In a good sign, a group of foreign doctors were able to check out “Noor Jehan,” a 17-year-old African elephant in bad health at the Karachi Zoo, on Wednesday.

Four Paws, a global animal care group, has sent a team of vets and wildlife experts to the port city to treat the 17-year-old African elephant.

The South Asian country is in the middle of one of its worst economic disasters, with problems like high external debts, historically high inflation, and slow growth.

Not only has this chaos hurt people, but it has also hurt animals. When people heard that Noor Jehan wasn’t getting the care she needed, there was a big fuss on social media. Then, the foreign organization sent a team to the city.

In a statement released after the test, the organization said that, as planned, the team used ropes carried by a crane to fix and stabilize Noor Jehan with the help of zookeepers.

Once she was in the right place, the experts began to put her to sleep so they could do the planned evaluation. But as soon as the medicine started to take effect, Noor Jehan was too weak to stand on her own, even with the help of the crane.

Four Paws doctors check on Noor Jehan, an African elephant who is 17 years old and lives at the Karachi Zoo.
Doctors from Four Paws check on Noor Jehan, a 17-year-old African elephant at the Karachi Zoo. — Four Paws
The vets quickly gave the prepared antidotes to reverse the effects of the sedative. The team was able to calm her down by talking to her and standing next to her while the expert vets did their work. This meant that the test could still go on.

The thermal infrared camera was used first. Luckily, it didn’t find any broken bones. However, the results of the ultrasound showed what was wrong with her.

“With a broken pelvic diaphragm, we could find an inner abscess. These results made it clear that she must have been hurt in some way, which explains both her painful health state and her strange body position.

The statement said that the hematoma squeezes the urethra and makes it hard to urinate, which affects how well the kidneys work.

Also, her bowels have a lot of gas because she has been immobile for a long time.
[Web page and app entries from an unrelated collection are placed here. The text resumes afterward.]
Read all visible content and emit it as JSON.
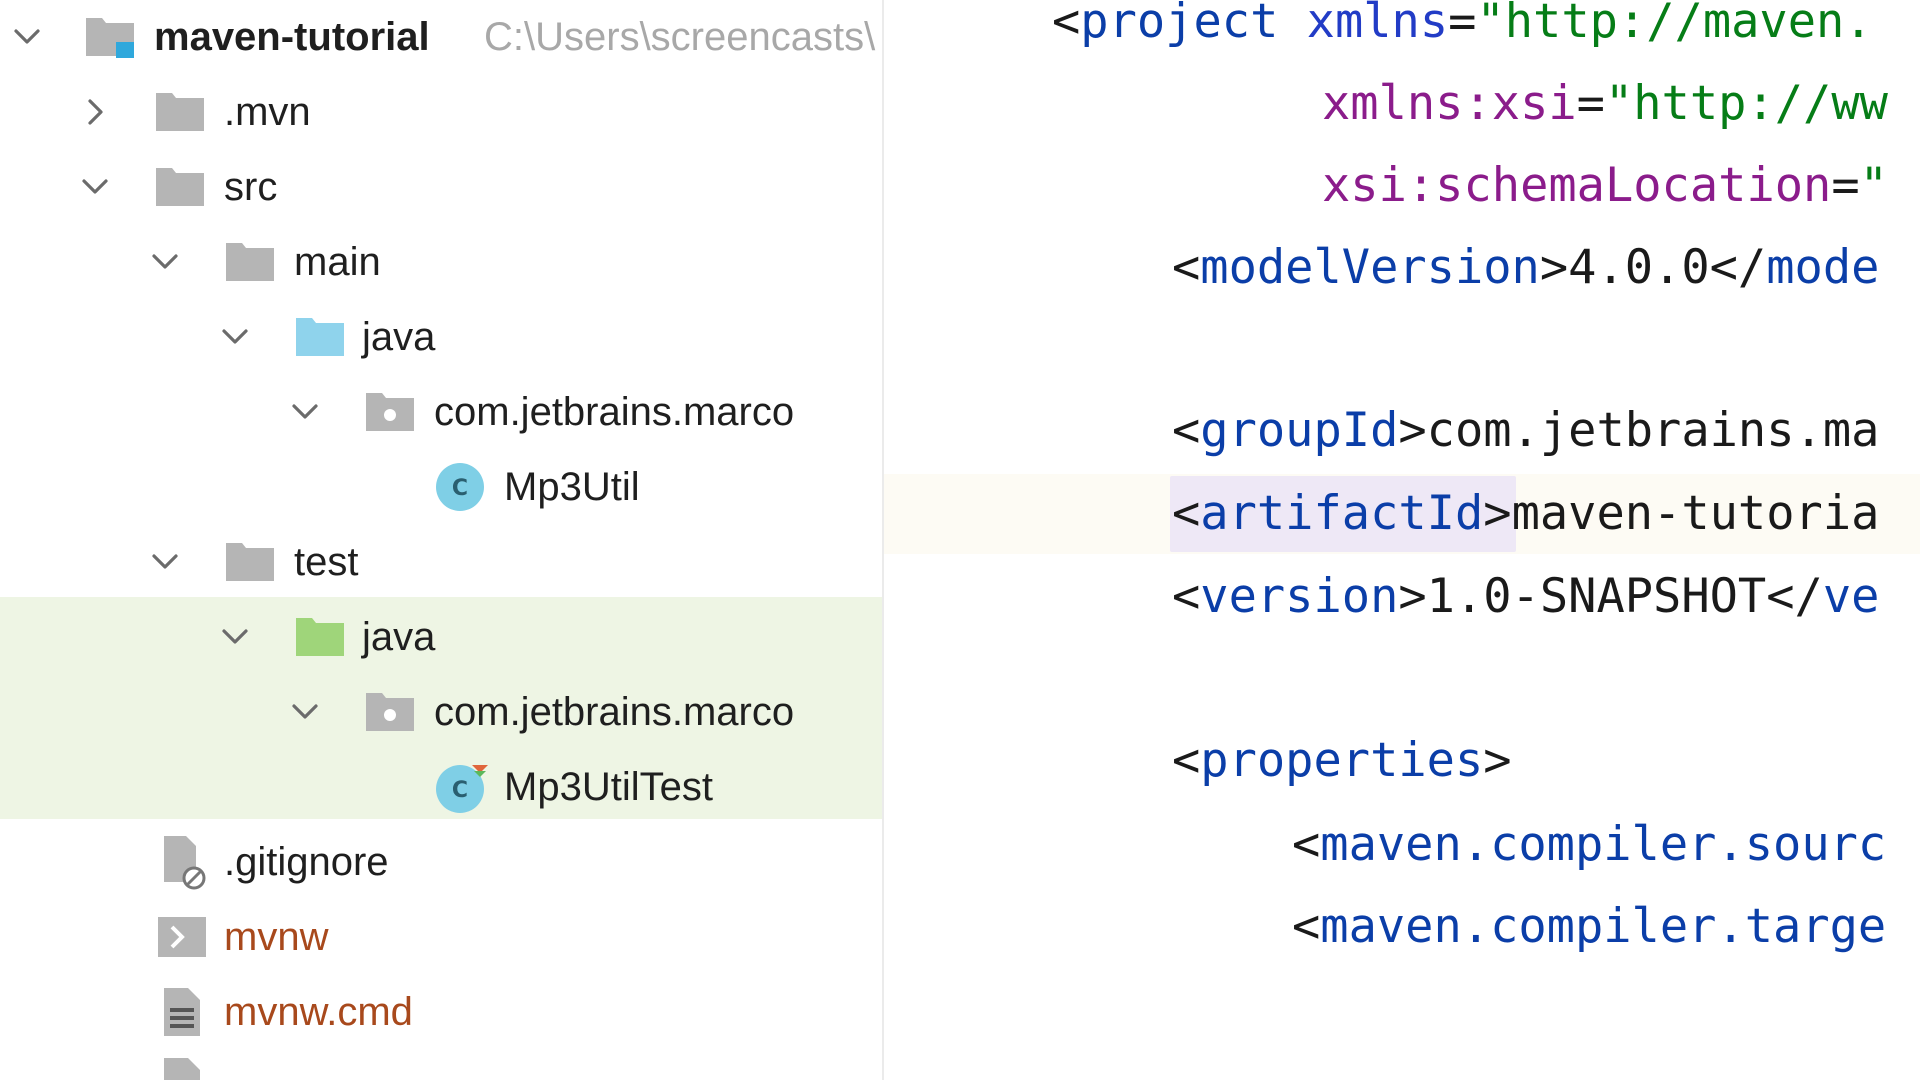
{
  "project_tree": {
    "root": {
      "name": "maven-tutorial",
      "path": "C:\\Users\\screencasts\\"
    },
    "items": [
      {
        "label": ".mvn"
      },
      {
        "label": "src"
      },
      {
        "label": "main"
      },
      {
        "label": "java"
      },
      {
        "label": "com.jetbrains.marco"
      },
      {
        "label": "Mp3Util"
      },
      {
        "label": "test"
      },
      {
        "label": "java"
      },
      {
        "label": "com.jetbrains.marco"
      },
      {
        "label": "Mp3UtilTest"
      },
      {
        "label": ".gitignore"
      },
      {
        "label": "mvnw"
      },
      {
        "label": "mvnw.cmd"
      }
    ]
  },
  "editor": {
    "line1": {
      "bracket": "<",
      "tag": "project",
      "attr": "xmlns",
      "eq": "=",
      "value": "\"http://maven."
    },
    "line2": {
      "ns": "xmlns:xsi",
      "eq": "=",
      "value": "\"http://ww"
    },
    "line3": {
      "ns": "xsi:schemaLocation",
      "eq": "=",
      "value": "\""
    },
    "line4": {
      "open": "<",
      "tag": "modelVersion",
      "gt": ">",
      "text": "4.0.0",
      "close": "</",
      "end_tag": "mode"
    },
    "line5": {
      "open": "<",
      "tag": "groupId",
      "gt": ">",
      "text": "com.jetbrains.ma"
    },
    "line6": {
      "open": "<",
      "tag": "artifactId",
      "gt": ">",
      "text": "maven-tutoria"
    },
    "line7": {
      "open": "<",
      "tag": "version",
      "gt": ">",
      "text": "1.0-SNAPSHOT",
      "close": "</",
      "end_tag": "ve"
    },
    "line8": {
      "open": "<",
      "tag": "properties",
      "gt": ">"
    },
    "line9": {
      "open": "<",
      "tag": "maven.compiler.sourc"
    },
    "line10": {
      "open": "<",
      "tag": "maven.compiler.targe"
    }
  },
  "colors": {
    "tag": "#0b3ea8",
    "attribute": "#223cc6",
    "namespace": "#8b1c8b",
    "string": "#067d17",
    "folder": "#b5b5b5",
    "source_folder": "#8fd3ec",
    "test_folder": "#9fd57a",
    "class_icon": "#7fcfe6",
    "test_highlight": "#eef5e4",
    "excluded_file": "#a8491c"
  }
}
The organization said that because of her strange body position, the ligaments in her back legs have shrunk and the muscles have wasted away.

Four Paws said that to treat her, she needs to move around a lot to wake up and train her muscles again. This will also help her stomach move better.
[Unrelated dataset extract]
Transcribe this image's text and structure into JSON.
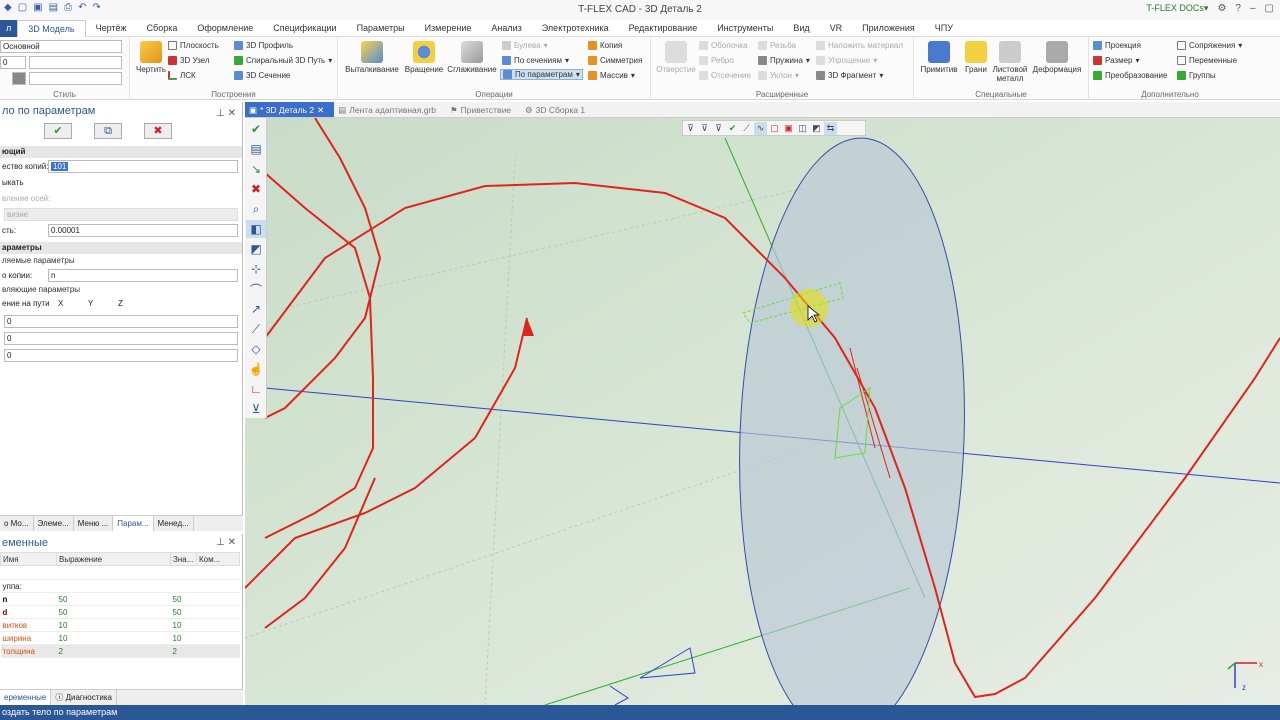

African elephant Noor Jehan, who is 17 years old, at the Karachi Zoo. — Four Paws
“Noor Jehan,” a 17-year-old African elephant at the Karachi Zoo. Four Pups
The amount of gas in the gut also needs to be cut down with a special diet. Also, tests in the lab and histology have been done, and open cuts have been treated. The team used drugs, vitamins, pain relievers, and water treatment.

“Tomorrow, the team will make special recommendations, such as medical care and enrichment for the cage, that will help ease the pain and speed up the healing process.”